More than £650m a year of public health funding will be withheld from local authorities until after next year’s general election, it has emerged.

The cash has been held back as NHS England struggles to hit a target set by the prime minister to increase health visitor numbers.

Figures due to be seen by NHS England’s board tomorrow revealed that the health service is lagging behind the target.

In terms of increasing workforce numbers, the body was 349 health visitors behind its trajectory, according to the latest figures recorded for January.

The biggest shortfall, of 225, was found in London.

The shortfalls are due to difficulties recruiting and retaining staff.

A senior NHS England source said its area teams were being strongly managed on their performance to increase numbers in order to meet prime minister David Cameron’s target.

“Increasing health visitor numbers is a good thing, but they don’t grow on trees,” the source said.

While most public health funding was transferred from the NHS to local authorities and Public Health England last year, the budget for children’s public health commissioning for 0-5 year-olds, which covers health visitors, was transferred to NHS England.
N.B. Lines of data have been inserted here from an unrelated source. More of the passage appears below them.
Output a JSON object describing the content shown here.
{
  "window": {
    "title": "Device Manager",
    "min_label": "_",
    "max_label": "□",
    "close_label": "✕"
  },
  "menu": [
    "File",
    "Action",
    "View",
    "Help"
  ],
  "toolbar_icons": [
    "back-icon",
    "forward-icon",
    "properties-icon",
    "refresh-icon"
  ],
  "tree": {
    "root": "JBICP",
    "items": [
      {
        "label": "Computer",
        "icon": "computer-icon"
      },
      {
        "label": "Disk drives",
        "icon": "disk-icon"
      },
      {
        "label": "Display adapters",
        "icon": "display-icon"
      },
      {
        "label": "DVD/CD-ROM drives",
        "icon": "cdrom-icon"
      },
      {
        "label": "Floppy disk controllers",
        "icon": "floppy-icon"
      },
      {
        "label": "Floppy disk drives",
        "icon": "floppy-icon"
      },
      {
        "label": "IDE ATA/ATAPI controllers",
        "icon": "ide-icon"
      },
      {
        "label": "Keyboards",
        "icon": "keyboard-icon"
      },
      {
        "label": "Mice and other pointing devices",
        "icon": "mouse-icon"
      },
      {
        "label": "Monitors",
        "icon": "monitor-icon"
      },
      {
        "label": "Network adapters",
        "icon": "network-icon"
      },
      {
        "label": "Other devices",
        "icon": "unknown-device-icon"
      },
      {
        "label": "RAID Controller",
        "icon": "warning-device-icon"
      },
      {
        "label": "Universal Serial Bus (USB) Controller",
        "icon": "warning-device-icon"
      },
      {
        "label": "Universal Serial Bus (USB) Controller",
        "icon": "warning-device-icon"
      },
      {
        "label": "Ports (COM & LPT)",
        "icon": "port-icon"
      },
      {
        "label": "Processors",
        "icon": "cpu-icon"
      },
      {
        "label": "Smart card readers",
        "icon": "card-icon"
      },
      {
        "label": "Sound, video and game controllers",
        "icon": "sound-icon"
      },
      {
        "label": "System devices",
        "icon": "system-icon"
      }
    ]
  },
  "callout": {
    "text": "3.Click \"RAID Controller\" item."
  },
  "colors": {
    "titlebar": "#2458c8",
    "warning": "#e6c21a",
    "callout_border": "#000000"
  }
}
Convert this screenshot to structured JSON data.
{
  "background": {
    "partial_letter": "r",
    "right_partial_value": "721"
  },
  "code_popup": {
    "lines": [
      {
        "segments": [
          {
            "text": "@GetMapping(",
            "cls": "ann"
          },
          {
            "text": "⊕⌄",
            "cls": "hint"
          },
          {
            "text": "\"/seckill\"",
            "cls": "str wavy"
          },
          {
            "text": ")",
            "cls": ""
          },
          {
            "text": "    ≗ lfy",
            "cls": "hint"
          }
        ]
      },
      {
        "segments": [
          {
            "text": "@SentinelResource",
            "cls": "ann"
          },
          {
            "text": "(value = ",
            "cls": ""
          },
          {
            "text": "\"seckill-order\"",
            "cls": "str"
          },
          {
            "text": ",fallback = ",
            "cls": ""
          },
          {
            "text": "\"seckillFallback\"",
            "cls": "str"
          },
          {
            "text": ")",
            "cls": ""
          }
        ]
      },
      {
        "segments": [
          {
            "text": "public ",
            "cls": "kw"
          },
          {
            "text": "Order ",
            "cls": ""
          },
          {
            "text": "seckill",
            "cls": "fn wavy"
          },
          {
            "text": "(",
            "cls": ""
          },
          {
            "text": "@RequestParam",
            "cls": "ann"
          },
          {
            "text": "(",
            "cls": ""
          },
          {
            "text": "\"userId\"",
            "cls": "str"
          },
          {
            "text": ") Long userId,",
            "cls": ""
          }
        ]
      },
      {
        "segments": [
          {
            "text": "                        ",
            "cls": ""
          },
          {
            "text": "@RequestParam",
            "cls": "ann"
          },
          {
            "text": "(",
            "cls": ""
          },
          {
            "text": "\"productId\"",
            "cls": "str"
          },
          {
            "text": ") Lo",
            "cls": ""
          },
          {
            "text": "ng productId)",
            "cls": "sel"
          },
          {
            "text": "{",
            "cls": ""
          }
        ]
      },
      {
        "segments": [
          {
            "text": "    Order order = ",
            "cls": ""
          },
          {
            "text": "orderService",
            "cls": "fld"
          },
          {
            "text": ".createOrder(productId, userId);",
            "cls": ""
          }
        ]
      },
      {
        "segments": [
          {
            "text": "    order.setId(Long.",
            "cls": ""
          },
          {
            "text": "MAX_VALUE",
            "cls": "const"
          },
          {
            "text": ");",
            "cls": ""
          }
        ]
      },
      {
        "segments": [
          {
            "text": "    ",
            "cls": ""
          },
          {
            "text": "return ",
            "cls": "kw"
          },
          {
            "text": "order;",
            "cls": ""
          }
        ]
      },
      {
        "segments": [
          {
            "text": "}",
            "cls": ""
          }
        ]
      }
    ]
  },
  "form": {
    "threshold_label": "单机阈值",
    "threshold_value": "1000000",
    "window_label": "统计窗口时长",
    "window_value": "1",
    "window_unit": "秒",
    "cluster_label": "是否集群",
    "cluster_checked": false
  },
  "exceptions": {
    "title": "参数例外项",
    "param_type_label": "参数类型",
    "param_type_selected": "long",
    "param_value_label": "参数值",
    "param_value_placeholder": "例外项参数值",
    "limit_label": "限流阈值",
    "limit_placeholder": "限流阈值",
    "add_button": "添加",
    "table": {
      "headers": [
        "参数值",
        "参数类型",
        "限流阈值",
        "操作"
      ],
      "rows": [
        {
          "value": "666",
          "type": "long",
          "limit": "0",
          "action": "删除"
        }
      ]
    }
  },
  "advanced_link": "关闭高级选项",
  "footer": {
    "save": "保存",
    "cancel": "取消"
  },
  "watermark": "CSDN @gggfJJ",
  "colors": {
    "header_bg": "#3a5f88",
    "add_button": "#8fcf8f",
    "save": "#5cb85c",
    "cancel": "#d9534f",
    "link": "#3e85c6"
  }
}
The transfer aimed to address concerns that local authorities would not meet the prime minister’s pre-2010 election commitment to boost health visitor numbers by 4,200, more than doubling the workforce.

The target date was later set to April 2015.

Although local authorities were previously promised the budget sometime in the future they had not been given a date.

The withheld budget would swell their current public health income by some 30 per cent.

They have now been informed that the funds will not be released until October 2015, five months after the May general election.

An email from the Local Government Association, seen by HSJ, said this date had been “officially confirmed” by the children’s health minister Dan Poulter. The LGA has called for the government to allocate the funding without dictating what it must be spent on.

Blackburn with Darwen Council public health director Dominic Harrison said: “We hope this is is transferred on the basis of  ‘outcomes to be achieved’ rather than transferred with an over-prescriptive list of staff or services for which it is to be used. This is one of the most important areas of public health investment, it is crucial we have maximum local flexibility to create services to meet the specific needs of communities. A one size fits all service specification will not enable us to make best use of the funding.”

A Department of Health spokesman said: “Huge progress has been made to increase numbers of health visitors. As the board papers show, we are within 3 per cent of our current target and have robust plans in place to make sure that we have an additional 4,200 health visitors by April 2015.”

Stevens: ‘Concerted action’ needed to hit 18 weeks

The NHS England chief executive is to call for urgent “concerted action” to meet its headline planned care target of treating at least 90 per cent of patients admitted within 18 weeks of referral.

Simon Stevens will say in a paper to his board tomorrow: “More concerted action is urgently now needed… to ensure the NHS continues to meet the public’s legitimate expectation of acceptable waiting times.”

HSJ reported last month that the target had been breached in February for the first time since 2011, in part because providers are choosing to treat patients who have waited a long time instead of those which would help meet the target.